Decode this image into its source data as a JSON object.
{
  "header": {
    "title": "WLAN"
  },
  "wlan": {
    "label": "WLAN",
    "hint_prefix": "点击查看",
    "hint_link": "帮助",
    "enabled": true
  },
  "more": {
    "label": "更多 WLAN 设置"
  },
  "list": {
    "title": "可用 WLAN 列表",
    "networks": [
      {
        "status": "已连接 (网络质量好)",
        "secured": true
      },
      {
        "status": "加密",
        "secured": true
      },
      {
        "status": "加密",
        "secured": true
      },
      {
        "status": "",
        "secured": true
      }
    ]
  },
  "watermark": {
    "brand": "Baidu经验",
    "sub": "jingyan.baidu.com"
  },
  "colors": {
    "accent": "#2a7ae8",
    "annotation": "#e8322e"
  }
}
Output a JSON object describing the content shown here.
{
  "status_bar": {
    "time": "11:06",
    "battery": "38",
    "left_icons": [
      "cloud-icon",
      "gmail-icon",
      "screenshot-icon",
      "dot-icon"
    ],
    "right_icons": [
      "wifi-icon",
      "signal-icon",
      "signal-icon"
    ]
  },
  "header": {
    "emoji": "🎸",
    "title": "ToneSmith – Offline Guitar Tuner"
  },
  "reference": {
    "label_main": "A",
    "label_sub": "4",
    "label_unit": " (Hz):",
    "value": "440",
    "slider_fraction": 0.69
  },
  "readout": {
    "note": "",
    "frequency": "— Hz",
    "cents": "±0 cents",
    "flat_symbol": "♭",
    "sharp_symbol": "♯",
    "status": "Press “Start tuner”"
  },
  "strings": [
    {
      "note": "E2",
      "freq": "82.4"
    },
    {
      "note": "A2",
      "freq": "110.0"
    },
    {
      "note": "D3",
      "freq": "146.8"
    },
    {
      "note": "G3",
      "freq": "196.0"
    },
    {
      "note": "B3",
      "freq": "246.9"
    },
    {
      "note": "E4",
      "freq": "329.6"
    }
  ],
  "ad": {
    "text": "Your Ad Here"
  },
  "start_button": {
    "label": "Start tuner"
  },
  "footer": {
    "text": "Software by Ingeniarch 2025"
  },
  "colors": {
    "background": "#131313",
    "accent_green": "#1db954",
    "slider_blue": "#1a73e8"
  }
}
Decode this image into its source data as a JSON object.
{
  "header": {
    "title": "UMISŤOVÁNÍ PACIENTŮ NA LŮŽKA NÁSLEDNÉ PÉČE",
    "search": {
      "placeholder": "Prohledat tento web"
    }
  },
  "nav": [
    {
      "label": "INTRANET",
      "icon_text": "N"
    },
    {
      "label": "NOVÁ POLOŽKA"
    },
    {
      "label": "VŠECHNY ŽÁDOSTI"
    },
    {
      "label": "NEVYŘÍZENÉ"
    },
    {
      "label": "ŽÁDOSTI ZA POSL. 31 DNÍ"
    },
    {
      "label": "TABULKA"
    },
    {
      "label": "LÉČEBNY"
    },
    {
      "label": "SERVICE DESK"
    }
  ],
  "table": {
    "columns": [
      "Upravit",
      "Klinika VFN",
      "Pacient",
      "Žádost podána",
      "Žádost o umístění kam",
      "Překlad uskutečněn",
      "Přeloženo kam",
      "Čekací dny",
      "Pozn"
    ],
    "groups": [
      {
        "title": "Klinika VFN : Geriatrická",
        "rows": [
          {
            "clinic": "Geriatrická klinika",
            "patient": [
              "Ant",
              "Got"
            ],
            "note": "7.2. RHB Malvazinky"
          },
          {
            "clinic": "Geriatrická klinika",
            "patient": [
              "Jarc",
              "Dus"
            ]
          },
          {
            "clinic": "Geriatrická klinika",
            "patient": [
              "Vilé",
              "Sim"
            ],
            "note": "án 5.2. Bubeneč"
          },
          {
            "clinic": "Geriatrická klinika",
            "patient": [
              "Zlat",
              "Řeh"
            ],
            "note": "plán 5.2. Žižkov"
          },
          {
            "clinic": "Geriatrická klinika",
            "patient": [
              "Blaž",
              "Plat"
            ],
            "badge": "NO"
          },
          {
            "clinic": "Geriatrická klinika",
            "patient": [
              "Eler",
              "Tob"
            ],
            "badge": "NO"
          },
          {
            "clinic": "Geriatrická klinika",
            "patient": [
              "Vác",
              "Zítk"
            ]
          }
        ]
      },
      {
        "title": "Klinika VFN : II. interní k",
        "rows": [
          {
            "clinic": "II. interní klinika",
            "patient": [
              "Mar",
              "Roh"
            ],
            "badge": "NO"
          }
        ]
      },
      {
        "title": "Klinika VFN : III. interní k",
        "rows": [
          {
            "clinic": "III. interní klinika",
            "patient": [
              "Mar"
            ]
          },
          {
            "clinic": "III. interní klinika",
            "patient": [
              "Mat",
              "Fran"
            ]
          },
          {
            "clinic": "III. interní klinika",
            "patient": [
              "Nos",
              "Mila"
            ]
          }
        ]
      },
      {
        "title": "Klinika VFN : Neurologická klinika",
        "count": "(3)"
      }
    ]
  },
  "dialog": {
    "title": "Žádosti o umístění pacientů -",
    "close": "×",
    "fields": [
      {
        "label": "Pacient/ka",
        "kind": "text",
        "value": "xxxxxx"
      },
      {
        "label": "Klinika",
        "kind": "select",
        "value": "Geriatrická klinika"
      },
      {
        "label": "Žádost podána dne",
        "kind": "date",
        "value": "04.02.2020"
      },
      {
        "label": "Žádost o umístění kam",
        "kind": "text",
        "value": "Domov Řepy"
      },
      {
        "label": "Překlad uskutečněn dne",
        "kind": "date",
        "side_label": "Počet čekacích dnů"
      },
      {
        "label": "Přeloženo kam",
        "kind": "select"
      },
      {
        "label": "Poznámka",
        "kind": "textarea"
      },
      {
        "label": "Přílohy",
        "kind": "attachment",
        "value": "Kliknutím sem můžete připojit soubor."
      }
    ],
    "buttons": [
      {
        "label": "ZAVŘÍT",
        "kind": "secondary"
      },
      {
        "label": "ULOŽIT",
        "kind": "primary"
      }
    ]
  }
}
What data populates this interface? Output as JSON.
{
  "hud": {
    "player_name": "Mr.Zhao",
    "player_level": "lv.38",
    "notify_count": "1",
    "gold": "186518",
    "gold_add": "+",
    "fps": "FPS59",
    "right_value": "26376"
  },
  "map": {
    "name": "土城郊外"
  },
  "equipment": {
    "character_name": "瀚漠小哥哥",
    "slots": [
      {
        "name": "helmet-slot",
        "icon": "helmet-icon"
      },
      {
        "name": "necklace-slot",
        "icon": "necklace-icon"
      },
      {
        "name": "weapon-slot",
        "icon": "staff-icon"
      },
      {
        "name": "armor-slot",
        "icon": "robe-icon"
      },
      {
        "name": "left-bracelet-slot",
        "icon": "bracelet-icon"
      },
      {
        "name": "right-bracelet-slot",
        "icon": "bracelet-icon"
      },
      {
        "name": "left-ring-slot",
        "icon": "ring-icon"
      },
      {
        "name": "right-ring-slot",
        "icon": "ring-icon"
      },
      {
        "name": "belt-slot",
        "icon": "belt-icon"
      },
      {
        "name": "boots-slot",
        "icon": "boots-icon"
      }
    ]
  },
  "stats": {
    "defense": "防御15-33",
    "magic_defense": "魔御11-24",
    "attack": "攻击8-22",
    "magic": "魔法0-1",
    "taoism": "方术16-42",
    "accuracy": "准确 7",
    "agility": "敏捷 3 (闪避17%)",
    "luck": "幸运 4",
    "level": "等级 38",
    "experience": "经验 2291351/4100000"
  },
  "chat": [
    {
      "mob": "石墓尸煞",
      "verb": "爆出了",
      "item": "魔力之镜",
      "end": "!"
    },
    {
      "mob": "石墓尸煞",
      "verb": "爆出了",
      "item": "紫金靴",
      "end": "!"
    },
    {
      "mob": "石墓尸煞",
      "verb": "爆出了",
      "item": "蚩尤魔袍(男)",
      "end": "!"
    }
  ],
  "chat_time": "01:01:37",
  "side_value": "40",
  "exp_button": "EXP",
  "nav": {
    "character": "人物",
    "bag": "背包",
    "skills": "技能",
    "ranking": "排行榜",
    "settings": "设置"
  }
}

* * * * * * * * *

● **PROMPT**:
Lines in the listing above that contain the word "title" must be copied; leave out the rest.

● **ANSWER BOX**:
    "title": "WLAN"
    "title": "可用 WLAN 列表",
    "title": "ToneSmith – Offline Guitar Tuner"
    "title": "UMISŤOVÁNÍ PACIENTŮ NA LŮŽKA NÁSLEDNÉ PÉČE",
        "title": "Klinika VFN : Geriatrická",
        "title": "Klinika VFN : II. interní k",
        "title": "Klinika VFN : III. interní k",
        "title": "Klinika VFN : Neurologická klinika",
    "title": "Žádosti o umístění pacientů -",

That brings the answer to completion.